• **REQUIREMENT**
The entries below are to be copied exactly, with every picture left out.

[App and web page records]
····················

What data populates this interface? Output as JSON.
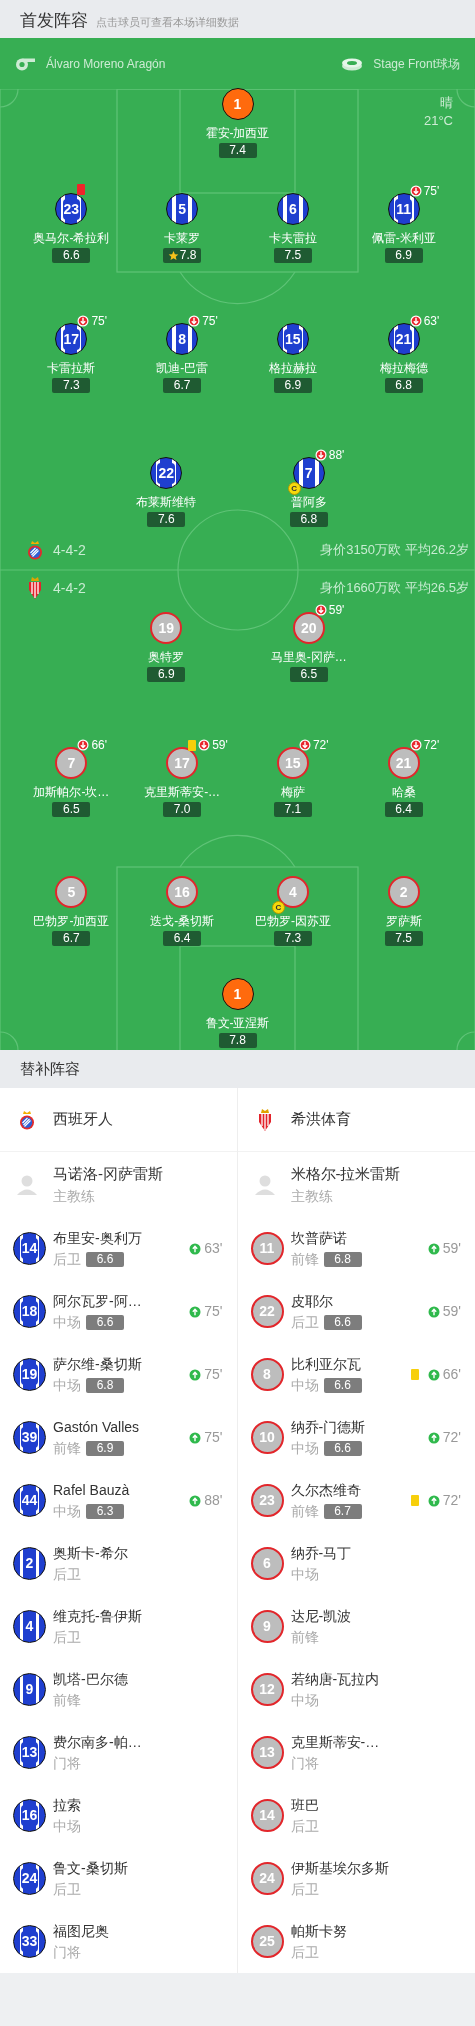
{
  "lineups": {
    "title": "首发阵容",
    "hint": "点击球员可查看本场详细数据",
    "referee": "Álvaro Moreno Aragón",
    "venue": "Stage Front球场",
    "weather": "晴",
    "temperature": "21°C",
    "teams": [
      {
        "kind": "striped",
        "formation": "4-4-2",
        "summary": "身价3150万欧 平均26.2岁",
        "rows": [
          {
            "players": [
              {
                "kind": "keeper",
                "number": "1",
                "name": "霍安-加西亚",
                "rating": "7.4",
                "motm": false
              }
            ]
          },
          {
            "players": [
              {
                "kind": "outfield",
                "number": "23",
                "name": "奥马尔-希拉利",
                "rating": "6.6",
                "motm": false,
                "red_card": true
              },
              {
                "kind": "outfield",
                "number": "5",
                "name": "卡莱罗",
                "rating": "7.8",
                "motm": true
              },
              {
                "kind": "outfield",
                "number": "6",
                "name": "卡夫雷拉",
                "rating": "7.5",
                "motm": false
              },
              {
                "kind": "outfield",
                "number": "11",
                "name": "佩雷-米利亚",
                "rating": "6.9",
                "motm": false,
                "sub_out": "75'"
              }
            ]
          },
          {
            "players": [
              {
                "kind": "outfield",
                "number": "17",
                "name": "卡雷拉斯",
                "rating": "7.3",
                "motm": false,
                "sub_out": "75'"
              },
              {
                "kind": "outfield",
                "number": "8",
                "name": "凯迪-巴雷",
                "rating": "6.7",
                "motm": false,
                "sub_out": "75'"
              },
              {
                "kind": "outfield",
                "number": "15",
                "name": "格拉赫拉",
                "rating": "6.9",
                "motm": false
              },
              {
                "kind": "outfield",
                "number": "21",
                "name": "梅拉梅德",
                "rating": "6.8",
                "motm": false,
                "sub_out": "63'"
              }
            ]
          },
          {
            "players": [
              {
                "kind": "outfield",
                "number": "22",
                "name": "布莱斯维特",
                "rating": "7.6",
                "motm": false
              },
              {
                "kind": "outfield",
                "number": "7",
                "name": "普阿多",
                "rating": "6.8",
                "motm": false,
                "captain_mark": "C",
                "sub_out": "88'"
              }
            ]
          }
        ]
      },
      {
        "kind": "plain",
        "formation": "4-4-2",
        "summary": "身价1660万欧 平均26.5岁",
        "rows": [
          {
            "players": [
              {
                "kind": "outfield",
                "number": "19",
                "name": "奥特罗",
                "rating": "6.9",
                "motm": false
              },
              {
                "kind": "outfield",
                "number": "20",
                "name": "马里奥-冈萨…",
                "rating": "6.5",
                "motm": false,
                "sub_out": "59'"
              }
            ]
          },
          {
            "players": [
              {
                "kind": "outfield",
                "number": "7",
                "name": "加斯帕尔-坎…",
                "rating": "6.5",
                "motm": false,
                "sub_out": "66'"
              },
              {
                "kind": "outfield",
                "number": "17",
                "name": "克里斯蒂安-…",
                "rating": "7.0",
                "motm": false,
                "yellow_card": true,
                "sub_out": "59'"
              },
              {
                "kind": "outfield",
                "number": "15",
                "name": "梅萨",
                "rating": "7.1",
                "motm": false,
                "sub_out": "72'"
              },
              {
                "kind": "outfield",
                "number": "21",
                "name": "哈桑",
                "rating": "6.4",
                "motm": false,
                "sub_out": "72'"
              }
            ]
          },
          {
            "players": [
              {
                "kind": "outfield",
                "number": "5",
                "name": "巴勃罗-加西亚",
                "rating": "6.7",
                "motm": false
              },
              {
                "kind": "outfield",
                "number": "16",
                "name": "迭戈-桑切斯",
                "rating": "6.4",
                "motm": false
              },
              {
                "kind": "outfield",
                "number": "4",
                "name": "巴勃罗-因苏亚",
                "rating": "7.3",
                "motm": false,
                "captain_mark": "C"
              },
              {
                "kind": "outfield",
                "number": "2",
                "name": "罗萨斯",
                "rating": "7.5",
                "motm": false
              }
            ]
          },
          {
            "players": [
              {
                "kind": "keeper",
                "number": "1",
                "name": "鲁文-亚涅斯",
                "rating": "7.8",
                "motm": false
              }
            ]
          }
        ]
      }
    ]
  },
  "substitutes": {
    "title": "替补阵容",
    "teams": [
      {
        "name": "西班牙人",
        "kind": "striped",
        "coach": {
          "name": "马诺洛-冈萨雷斯",
          "role": "主教练"
        },
        "players": [
          {
            "number": "14",
            "name": "布里安-奥利万",
            "position": "后卫",
            "rating": "6.6",
            "sub_in": "63'"
          },
          {
            "number": "18",
            "name": "阿尔瓦罗-阿…",
            "position": "中场",
            "rating": "6.6",
            "sub_in": "75'"
          },
          {
            "number": "19",
            "name": "萨尔维-桑切斯",
            "position": "中场",
            "rating": "6.8",
            "sub_in": "75'"
          },
          {
            "number": "39",
            "name": "Gastón Valles",
            "position": "前锋",
            "rating": "6.9",
            "sub_in": "75'"
          },
          {
            "number": "44",
            "name": "Rafel Bauzà",
            "position": "中场",
            "rating": "6.3",
            "sub_in": "88'"
          },
          {
            "number": "2",
            "name": "奥斯卡-希尔",
            "position": "后卫"
          },
          {
            "number": "4",
            "name": "维克托-鲁伊斯",
            "position": "后卫"
          },
          {
            "number": "9",
            "name": "凯塔-巴尔德",
            "position": "前锋"
          },
          {
            "number": "13",
            "name": "费尔南多-帕…",
            "position": "门将"
          },
          {
            "number": "16",
            "name": "拉索",
            "position": "中场"
          },
          {
            "number": "24",
            "name": "鲁文-桑切斯",
            "position": "后卫"
          },
          {
            "number": "33",
            "name": "福图尼奥",
            "position": "门将"
          }
        ]
      },
      {
        "name": "希洪体育",
        "kind": "plain",
        "coach": {
          "name": "米格尔-拉米雷斯",
          "role": "主教练"
        },
        "players": [
          {
            "number": "11",
            "name": "坎普萨诺",
            "position": "前锋",
            "rating": "6.8",
            "sub_in": "59'"
          },
          {
            "number": "22",
            "name": "皮耶尔",
            "position": "后卫",
            "rating": "6.6",
            "sub_in": "59'"
          },
          {
            "number": "8",
            "name": "比利亚尔瓦",
            "position": "中场",
            "rating": "6.6",
            "yellow_card": true,
            "sub_in": "66'"
          },
          {
            "number": "10",
            "name": "纳乔-门德斯",
            "position": "中场",
            "rating": "6.6",
            "sub_in": "72'"
          },
          {
            "number": "23",
            "name": "久尔杰维奇",
            "position": "前锋",
            "rating": "6.7",
            "yellow_card": true,
            "sub_in": "72'"
          },
          {
            "number": "6",
            "name": "纳乔-马丁",
            "position": "中场"
          },
          {
            "number": "9",
            "name": "达尼-凯波",
            "position": "前锋"
          },
          {
            "number": "12",
            "name": "若纳唐-瓦拉内",
            "position": "中场"
          },
          {
            "number": "13",
            "name": "克里斯蒂安-…",
            "position": "门将"
          },
          {
            "number": "14",
            "name": "班巴",
            "position": "后卫"
          },
          {
            "number": "24",
            "name": "伊斯基埃尔多斯",
            "position": "后卫"
          },
          {
            "number": "25",
            "name": "帕斯卡努",
            "position": "后卫"
          }
        ]
      }
    ]
  }
}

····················

• **REPLY**
What data populates this interface? Output as JSON.
{
  "lineups": {
    "title": "首发阵容",
    "hint": "点击球员可查看本场详细数据",
    "referee": "Álvaro Moreno Aragón",
    "venue": "Stage Front球场",
    "weather": "晴",
    "temperature": "21°C",
    "teams": [
      {
        "kind": "striped",
        "formation": "4-4-2",
        "summary": "身价3150万欧 平均26.2岁",
        "rows": [
          {
            "players": [
              {
                "kind": "keeper",
                "number": "1",
                "name": "霍安-加西亚",
                "rating": "7.4",
                "motm": false
              }
            ]
          },
          {
            "players": [
              {
                "kind": "outfield",
                "number": "23",
                "name": "奥马尔-希拉利",
                "rating": "6.6",
                "motm": false,
                "red_card": true
              },
              {
                "kind": "outfield",
                "number": "5",
                "name": "卡莱罗",
                "rating": "7.8",
                "motm": true
              },
              {
                "kind": "outfield",
                "number": "6",
                "name": "卡夫雷拉",
                "rating": "7.5",
                "motm": false
              },
              {
                "kind": "outfield",
                "number": "11",
                "name": "佩雷-米利亚",
                "rating": "6.9",
                "motm": false,
                "sub_out": "75'"
              }
            ]
          },
          {
            "players": [
              {
                "kind": "outfield",
                "number": "17",
                "name": "卡雷拉斯",
                "rating": "7.3",
                "motm": false,
                "sub_out": "75'"
              },
              {
                "kind": "outfield",
                "number": "8",
                "name": "凯迪-巴雷",
                "rating": "6.7",
                "motm": false,
                "sub_out": "75'"
              },
              {
                "kind": "outfield",
                "number": "15",
                "name": "格拉赫拉",
                "rating": "6.9",
                "motm": false
              },
              {
                "kind": "outfield",
                "number": "21",
                "name": "梅拉梅德",
                "rating": "6.8",
                "motm": false,
                "sub_out": "63'"
              }
            ]
          },
          {
            "players": [
              {
                "kind": "outfield",
                "number": "22",
                "name": "布莱斯维特",
                "rating": "7.6",
                "motm": false
              },
              {
                "kind": "outfield",
                "number": "7",
                "name": "普阿多",
                "rating": "6.8",
                "motm": false,
                "captain_mark": "C",
                "sub_out": "88'"
              }
            ]
          }
        ]
      },
      {
        "kind": "plain",
        "formation": "4-4-2",
        "summary": "身价1660万欧 平均26.5岁",
        "rows": [
          {
            "players": [
              {
                "kind": "outfield",
                "number": "19",
                "name": "奥特罗",
                "rating": "6.9",
                "motm": false
              },
              {
                "kind": "outfield",
                "number": "20",
                "name": "马里奥-冈萨…",
                "rating": "6.5",
                "motm": false,
                "sub_out": "59'"
              }
            ]
          },
          {
            "players": [
              {
                "kind": "outfield",
                "number": "7",
                "name": "加斯帕尔-坎…",
                "rating": "6.5",
                "motm": false,
                "sub_out": "66'"
              },
              {
                "kind": "outfield",
                "number": "17",
                "name": "克里斯蒂安-…",
                "rating": "7.0",
                "motm": false,
                "yellow_card": true,
                "sub_out": "59'"
              },
              {
                "kind": "outfield",
                "number": "15",
                "name": "梅萨",
                "rating": "7.1",
                "motm": false,
                "sub_out": "72'"
              },
              {
                "kind": "outfield",
                "number": "21",
                "name": "哈桑",
                "rating": "6.4",
                "motm": false,
                "sub_out": "72'"
              }
            ]
          },
          {
            "players": [
              {
                "kind": "outfield",
                "number": "5",
                "name": "巴勃罗-加西亚",
                "rating": "6.7",
                "motm": false
              },
              {
                "kind": "outfield",
                "number": "16",
                "name": "迭戈-桑切斯",
                "rating": "6.4",
                "motm": false
              },
              {
                "kind": "outfield",
                "number": "4",
                "name": "巴勃罗-因苏亚",
                "rating": "7.3",
                "motm": false,
                "captain_mark": "C"
              },
              {
                "kind": "outfield",
                "number": "2",
                "name": "罗萨斯",
                "rating": "7.5",
                "motm": false
              }
            ]
          },
          {
            "players": [
              {
                "kind": "keeper",
                "number": "1",
                "name": "鲁文-亚涅斯",
                "rating": "7.8",
                "motm": false
              }
            ]
          }
        ]
      }
    ]
  },
  "substitutes": {
    "title": "替补阵容",
    "teams": [
      {
        "name": "西班牙人",
        "kind": "striped",
        "coach": {
          "name": "马诺洛-冈萨雷斯",
          "role": "主教练"
        },
        "players": [
          {
            "number": "14",
            "name": "布里安-奥利万",
            "position": "后卫",
            "rating": "6.6",
            "sub_in": "63'"
          },
          {
            "number": "18",
            "name": "阿尔瓦罗-阿…",
            "position": "中场",
            "rating": "6.6",
            "sub_in": "75'"
          },
          {
            "number": "19",
            "name": "萨尔维-桑切斯",
            "position": "中场",
            "rating": "6.8",
            "sub_in": "75'"
          },
          {
            "number": "39",
            "name": "Gastón Valles",
            "position": "前锋",
            "rating": "6.9",
            "sub_in": "75'"
          },
          {
            "number": "44",
            "name": "Rafel Bauzà",
            "position": "中场",
            "rating": "6.3",
            "sub_in": "88'"
          },
          {
            "number": "2",
            "name": "奥斯卡-希尔",
            "position": "后卫"
          },
          {
            "number": "4",
            "name": "维克托-鲁伊斯",
            "position": "后卫"
          },
          {
            "number": "9",
            "name": "凯塔-巴尔德",
            "position": "前锋"
          },
          {
            "number": "13",
            "name": "费尔南多-帕…",
            "position": "门将"
          },
          {
            "number": "16",
            "name": "拉索",
            "position": "中场"
          },
          {
            "number": "24",
            "name": "鲁文-桑切斯",
            "position": "后卫"
          },
          {
            "number": "33",
            "name": "福图尼奥",
            "position": "门将"
          }
        ]
      },
      {
        "name": "希洪体育",
        "kind": "plain",
        "coach": {
          "name": "米格尔-拉米雷斯",
          "role": "主教练"
        },
        "players": [
          {
            "number": "11",
            "name": "坎普萨诺",
            "position": "前锋",
            "rating": "6.8",
            "sub_in": "59'"
          },
          {
            "number": "22",
            "name": "皮耶尔",
            "position": "后卫",
            "rating": "6.6",
            "sub_in": "59'"
          },
          {
            "number": "8",
            "name": "比利亚尔瓦",
            "position": "中场",
            "rating": "6.6",
            "yellow_card": true,
            "sub_in": "66'"
          },
          {
            "number": "10",
            "name": "纳乔-门德斯",
            "position": "中场",
            "rating": "6.6",
            "sub_in": "72'"
          },
          {
            "number": "23",
            "name": "久尔杰维奇",
            "position": "前锋",
            "rating": "6.7",
            "yellow_card": true,
            "sub_in": "72'"
          },
          {
            "number": "6",
            "name": "纳乔-马丁",
            "position": "中场"
          },
          {
            "number": "9",
            "name": "达尼-凯波",
            "position": "前锋"
          },
          {
            "number": "12",
            "name": "若纳唐-瓦拉内",
            "position": "中场"
          },
          {
            "number": "13",
            "name": "克里斯蒂安-…",
            "position": "门将"
          },
          {
            "number": "14",
            "name": "班巴",
            "position": "后卫"
          },
          {
            "number": "24",
            "name": "伊斯基埃尔多斯",
            "position": "后卫"
          },
          {
            "number": "25",
            "name": "帕斯卡努",
            "position": "后卫"
          }
        ]
      }
    ]
  }
}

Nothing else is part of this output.